10. What is the investigator’s deliverable? Investigators can provide no written report, a conclusory report, detailed findings with recommendations, or various other permutations. Depending upon the purpose of the investigation, the findings, and the resources available, different companies and circumstances will call for different deliverables.

Jonathan S. Krause


In January 2017, Philadelphia became one of the first cities in the United States to enact an ordinance prohibiting employers from: (1) asking job applicants questions about their salary history, and (2) using salary history to determine a prospective employee’s wages. The premise of the ordinance—and of similar laws around the country—was that the inquiry into and use of salary histories perpetuates unequal pay for women and minorities. Violators of the ordinance were subject to stiff penalties, as the law provided that employers could be liable for $2,000 in punitive damages per violation, and that repeat offenders could be subject to 90 days’ imprisonment. However, on April 30, 2018, before the ordinance ever went into effect, Philadelphia became the first city to have its wage equity law invalidated (in part) based on a determination that the ordinance violated employers’ First Amendment free speech rights.
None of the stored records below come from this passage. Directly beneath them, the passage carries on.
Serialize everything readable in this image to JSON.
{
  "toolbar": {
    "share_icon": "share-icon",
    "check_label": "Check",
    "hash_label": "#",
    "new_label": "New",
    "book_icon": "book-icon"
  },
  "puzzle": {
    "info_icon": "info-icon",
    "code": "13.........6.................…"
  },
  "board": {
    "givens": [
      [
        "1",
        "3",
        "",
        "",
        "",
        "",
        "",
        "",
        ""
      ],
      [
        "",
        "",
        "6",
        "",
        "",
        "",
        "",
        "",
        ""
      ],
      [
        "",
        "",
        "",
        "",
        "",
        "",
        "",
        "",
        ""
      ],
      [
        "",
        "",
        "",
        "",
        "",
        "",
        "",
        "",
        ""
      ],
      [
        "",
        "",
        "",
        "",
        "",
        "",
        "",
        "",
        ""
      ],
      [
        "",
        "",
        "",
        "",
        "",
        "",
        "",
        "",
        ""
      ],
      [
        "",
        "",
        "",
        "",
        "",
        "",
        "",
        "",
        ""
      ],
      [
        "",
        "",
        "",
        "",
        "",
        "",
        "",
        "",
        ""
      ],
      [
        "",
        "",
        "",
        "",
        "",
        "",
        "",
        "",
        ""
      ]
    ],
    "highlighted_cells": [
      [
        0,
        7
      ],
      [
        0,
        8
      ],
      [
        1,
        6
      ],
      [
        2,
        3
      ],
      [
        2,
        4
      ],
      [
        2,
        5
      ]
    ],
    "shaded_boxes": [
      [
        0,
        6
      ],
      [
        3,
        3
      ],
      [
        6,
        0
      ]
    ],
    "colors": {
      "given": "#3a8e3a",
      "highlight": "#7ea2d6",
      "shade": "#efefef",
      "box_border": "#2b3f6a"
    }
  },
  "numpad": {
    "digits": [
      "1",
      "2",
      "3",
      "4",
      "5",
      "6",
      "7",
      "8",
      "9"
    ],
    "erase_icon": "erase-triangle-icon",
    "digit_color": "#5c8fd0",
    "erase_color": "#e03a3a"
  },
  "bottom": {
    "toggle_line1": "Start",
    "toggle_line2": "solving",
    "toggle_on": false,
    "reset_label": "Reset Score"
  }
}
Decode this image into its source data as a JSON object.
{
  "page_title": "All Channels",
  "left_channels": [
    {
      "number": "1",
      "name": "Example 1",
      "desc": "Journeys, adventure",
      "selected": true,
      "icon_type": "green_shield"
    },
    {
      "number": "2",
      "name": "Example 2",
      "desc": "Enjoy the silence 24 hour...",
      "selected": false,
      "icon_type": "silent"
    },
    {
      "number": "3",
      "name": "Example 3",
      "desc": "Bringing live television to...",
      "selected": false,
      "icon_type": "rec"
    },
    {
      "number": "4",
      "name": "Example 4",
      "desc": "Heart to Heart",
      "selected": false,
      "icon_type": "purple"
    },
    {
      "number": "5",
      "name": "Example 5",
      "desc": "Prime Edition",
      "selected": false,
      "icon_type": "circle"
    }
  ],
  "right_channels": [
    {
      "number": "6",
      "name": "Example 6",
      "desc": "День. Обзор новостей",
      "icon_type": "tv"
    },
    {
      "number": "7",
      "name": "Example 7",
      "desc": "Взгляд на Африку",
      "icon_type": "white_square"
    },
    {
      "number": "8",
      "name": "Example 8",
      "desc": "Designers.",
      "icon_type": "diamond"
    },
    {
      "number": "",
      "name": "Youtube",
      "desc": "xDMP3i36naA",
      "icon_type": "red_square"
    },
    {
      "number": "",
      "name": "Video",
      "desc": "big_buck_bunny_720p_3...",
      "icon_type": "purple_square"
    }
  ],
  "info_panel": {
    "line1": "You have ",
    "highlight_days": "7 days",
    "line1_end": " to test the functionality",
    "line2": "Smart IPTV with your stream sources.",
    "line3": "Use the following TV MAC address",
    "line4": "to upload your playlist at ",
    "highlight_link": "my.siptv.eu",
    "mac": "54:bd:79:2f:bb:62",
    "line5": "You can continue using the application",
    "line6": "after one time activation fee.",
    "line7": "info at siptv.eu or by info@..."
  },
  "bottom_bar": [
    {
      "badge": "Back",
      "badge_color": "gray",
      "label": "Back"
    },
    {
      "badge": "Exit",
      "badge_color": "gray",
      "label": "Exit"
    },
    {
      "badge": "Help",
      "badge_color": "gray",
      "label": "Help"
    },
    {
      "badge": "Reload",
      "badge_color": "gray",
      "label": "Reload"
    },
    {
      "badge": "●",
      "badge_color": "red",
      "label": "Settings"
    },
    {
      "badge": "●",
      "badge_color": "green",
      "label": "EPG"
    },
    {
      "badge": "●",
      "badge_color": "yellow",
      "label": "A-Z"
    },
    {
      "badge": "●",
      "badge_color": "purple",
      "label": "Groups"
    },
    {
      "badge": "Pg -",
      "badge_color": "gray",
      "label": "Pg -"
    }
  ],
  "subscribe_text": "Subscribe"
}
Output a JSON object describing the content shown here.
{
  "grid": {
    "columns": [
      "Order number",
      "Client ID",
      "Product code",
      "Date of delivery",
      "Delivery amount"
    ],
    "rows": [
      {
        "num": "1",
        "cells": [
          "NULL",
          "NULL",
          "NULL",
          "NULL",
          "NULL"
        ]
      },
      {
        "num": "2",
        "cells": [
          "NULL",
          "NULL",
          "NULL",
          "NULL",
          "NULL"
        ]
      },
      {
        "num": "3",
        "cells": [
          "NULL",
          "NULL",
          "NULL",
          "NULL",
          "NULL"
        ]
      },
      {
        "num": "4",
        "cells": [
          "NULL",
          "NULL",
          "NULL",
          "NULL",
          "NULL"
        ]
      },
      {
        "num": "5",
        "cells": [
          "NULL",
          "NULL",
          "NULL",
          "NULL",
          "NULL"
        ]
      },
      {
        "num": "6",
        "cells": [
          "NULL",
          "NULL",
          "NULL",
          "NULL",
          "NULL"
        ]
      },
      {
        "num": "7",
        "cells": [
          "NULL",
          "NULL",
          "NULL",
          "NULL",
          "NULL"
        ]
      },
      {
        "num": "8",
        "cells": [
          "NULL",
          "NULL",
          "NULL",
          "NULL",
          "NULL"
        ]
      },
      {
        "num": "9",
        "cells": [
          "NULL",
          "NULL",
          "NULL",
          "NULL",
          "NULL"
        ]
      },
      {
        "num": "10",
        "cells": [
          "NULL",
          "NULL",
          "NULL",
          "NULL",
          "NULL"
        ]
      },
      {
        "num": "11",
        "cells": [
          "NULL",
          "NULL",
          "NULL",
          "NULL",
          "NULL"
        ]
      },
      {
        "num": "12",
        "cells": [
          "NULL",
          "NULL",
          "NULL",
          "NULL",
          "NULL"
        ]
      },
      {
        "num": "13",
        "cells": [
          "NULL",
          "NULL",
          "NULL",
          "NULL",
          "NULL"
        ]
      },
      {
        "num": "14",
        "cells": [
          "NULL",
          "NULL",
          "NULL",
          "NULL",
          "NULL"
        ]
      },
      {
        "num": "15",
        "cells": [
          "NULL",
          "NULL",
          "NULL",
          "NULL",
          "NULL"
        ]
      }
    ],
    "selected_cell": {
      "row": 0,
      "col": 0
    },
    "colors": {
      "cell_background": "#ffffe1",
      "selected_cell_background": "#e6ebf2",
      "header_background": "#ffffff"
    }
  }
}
In a 62-page opinion, the U.S. District Court for the Eastern District of Pennsylvania granted in part the Chamber of Commerce’s motion for preliminary injunction, holding that the ordinance’s prohibition of employers’ inquiries into an applicant’s salary history (the “Inquiry Provision”) was an improper restriction of employers’ free speech rights. The Court determined that questions regarding a prospective employee’s salary history constituted commercial speech, and that the regulation of such speech must withstand intermediate scrutiny. The Court agreed that the City had a substantial interest in promoting wage equity and reducing discriminatory wage disparities, but determined that there was insufficient evidence supporting the proposition that asking about prior wage history contributes to a discriminatory wage gap, and noted that, when the City Council passed the law, it did not consider that disparate wages could also be based on factors having nothing to do with discrimination. Without better evidence supporting the premise underlying the ordinance, the Court stated that it was “compelled” to conclude that the Inquiry Provision did not directly advance the substantial governmental interests of reducing discriminatory wage disparities and promoting wage equity. Thus, it determined that the Inquiry Provision infringed upon the employers’ free speech rights. The Court did uphold the ordinance’s prohibition on employers’ use of salary history information to determine an employee’s wages (the “Reliance Provision”), agreeing with the City that the Reliance Provision regulates only conduct, and thus does not implicate the First Amendment.

While one or both parties will likely appeal from the Court’s decision, Philadelphia employers may still ask about a prospective employee’s salary history. However, because Judge Goldberg upheld the Reliance Provision, if employers do ask about salary history, they cannot then rely upon that information to set the employee’s wages. Thus, it can be assumed that, if the employer is later subject to an Equal Protection Act claim based on discriminatory wages, and, if the employer asked about the employee’s salary history, it may prove difficult to prove that disparate salaries did not the result from that information. Employers should carefully consider whether they still want to make the inquiry at all.

This issue is being addressed throughout the country as well. In fact, a few weeks before Judge Goldberg’s decision, the U.S. Court of Appeals for the Ninth Circuit held that employers may not consider (alone or with other factors) prior salaries in setting a person’s pay, after determining that the consideration of prior salaries in setting pay was “wholly inconsistent” with the federal Equal Pay Act.

There is currently a Circuit split on this issue, with the 10th and 11th Circuits holding that prior pay cannot be considered alone in setting wages, and the 7th and 8th Circuits determining that that employers may consider salary history in setting wages. This area of law is evolving quickly, and employers should ensure that they keep apprised of local, state, and national developments.

Kendra Baisinger